Physically, I do everything more slowly. Not only am I slower than I used to be, but also I am slower than everyone in my life. I talk more slowly, I type more slowly, I cook more slowly, I get dressed more slowly, and most frustrating of all, I walk more slowly. To me, this stage of progression makes me look and feel more disabled than anything I have experienced thus far in my FA journey.
It is equally heartbreaking and infuriating that I can’t keep up with anyone, especially my 4-year-old daughter, Collins. She is used to having a disabled mom, and nothing about my reality seems to faze her because she doesn’t know any differently. But even she has noticed my slowing speed.
The other day, we were out running errands and a nice man held the door open for me. It took me a while to get to the door, and I jokingly apologized for my speed.
He waved off my apology, saying, “Absolutely no problem. Slow and steady wins the race. I’m happy to help as long as it takes.”
That was such a caring response, and I appreciated the kindness and compassion he showed to a complete stranger.
But the phrase “slow and steady wins the race” has been haunting me. Because while I am slow, I am not steady, and I don’t feel like a winner.
In my eight years with progressing FA, I have often deliberately slowed down when my balance felt more affected, and that always seemed to do the trick. I would make a conscious effort to go slower, my mind would catch up to the “new normal,” and I would feel safe again.
Now, I have slowed down so much that I don’t see how another speed adjustment would allow me to productively function at all. Even then, going more slowly doesn’t seem to be enough anymore. I’m still unsteady, and I still feel unsafe.
I know my slow speed only seems like the most devastating symptom so far because it’s the most recent one I am experiencing, but being this slow makes me feel more disabled than using a walker ever has.
The walker seemed like a smart next step to take almost three years ago as my symptoms progressed. It is a smart precaution to prevent falls and keep me safe and independent. But I realize now that I have had unrealistic expectations that no walking aid can meet.
I feel like the walker should negate my symptoms and that I should be able to function like anyone else while using one — or at the very least, it should pause my symptom progression and let me go about my business as usual.
I realized I essentially expected my walker to empower me to function better since I agreed to use it. I thought it should do more than simply prevent falls; it should help me get better.
But that is obviously not the case, and I know that’s an unreasonable expectation. My walker is not a treatment for my disease, especially with several years of worsening symptoms to combat.
Given the nature of a progressively degenerative disease like FA, the reality is that even with the walker, I am incredibly slow and increasingly unsteady. And to me, that is not a combination to “win the race.”
As I was proudly watching phenomenal, hardworking athletes compete in track and field events in the Summer Olympics the other day, I had an epiphany. No, I will not “win the race” against healthy, non-FA patients. I can only focus on my own race.

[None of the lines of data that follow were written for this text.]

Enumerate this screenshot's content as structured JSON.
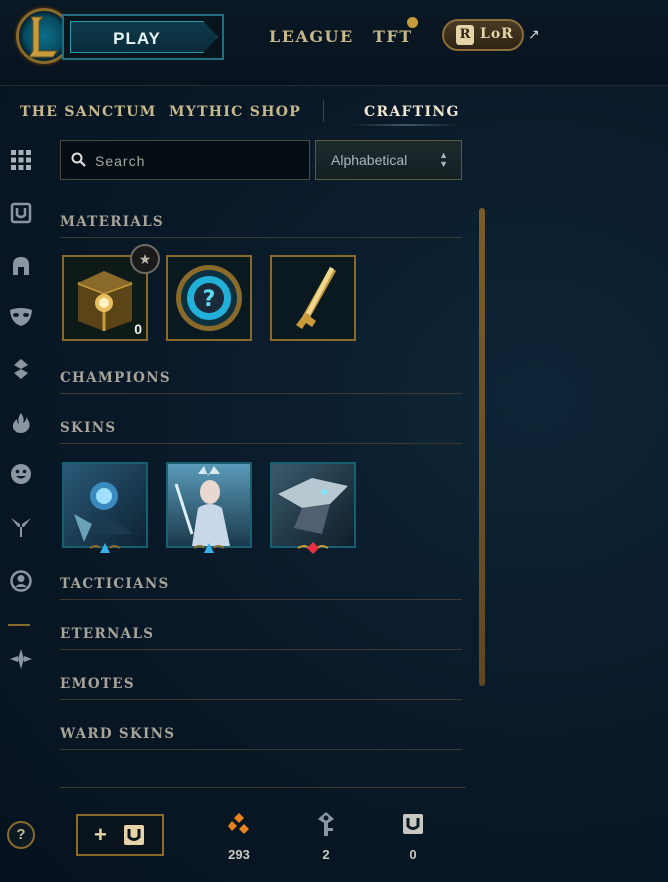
{
  "topbar": {
    "play_label": "PLAY",
    "nav": [
      {
        "label": "LEAGUE"
      },
      {
        "label": "TFT"
      }
    ],
    "lor_label": "LoR",
    "lor_badge": "R"
  },
  "subnav": {
    "items": [
      {
        "label": "THE SANCTUM"
      },
      {
        "label": "MYTHIC SHOP"
      },
      {
        "label": "CRAFTING",
        "active": true
      }
    ]
  },
  "search": {
    "placeholder": "Search"
  },
  "sort": {
    "selected": "Alphabetical"
  },
  "sections": [
    {
      "title": "MATERIALS"
    },
    {
      "title": "CHAMPIONS"
    },
    {
      "title": "SKINS"
    },
    {
      "title": "TACTICIANS"
    },
    {
      "title": "ETERNALS"
    },
    {
      "title": "EMOTES"
    },
    {
      "title": "WARD SKINS"
    }
  ],
  "materials": [
    {
      "name": "chest-icon",
      "count": "0",
      "badge": "★"
    },
    {
      "name": "mystery-orb-icon"
    },
    {
      "name": "key-icon"
    }
  ],
  "skins": [
    {
      "name": "skin-1",
      "rarity": "epic"
    },
    {
      "name": "skin-2",
      "rarity": "epic"
    },
    {
      "name": "skin-3",
      "rarity": "legendary"
    }
  ],
  "footer": {
    "help": "?",
    "add_label": "+",
    "currencies": [
      {
        "icon": "orange-essence-icon",
        "value": "293"
      },
      {
        "icon": "key-fragment-icon",
        "value": "2"
      },
      {
        "icon": "mythic-essence-icon",
        "value": "0"
      }
    ]
  },
  "colors": {
    "gold": "#c8b98c",
    "accent_gold": "#8a6a2a",
    "teal": "#1f6f7f",
    "background": "#0a1a29"
  }
}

Yes, it will be slow. Yes, it will be unsteady. Yes, it will be hard. And no, I won’t win any gold medals for my stellar physical achievements. But I can measure a “win” in other ways.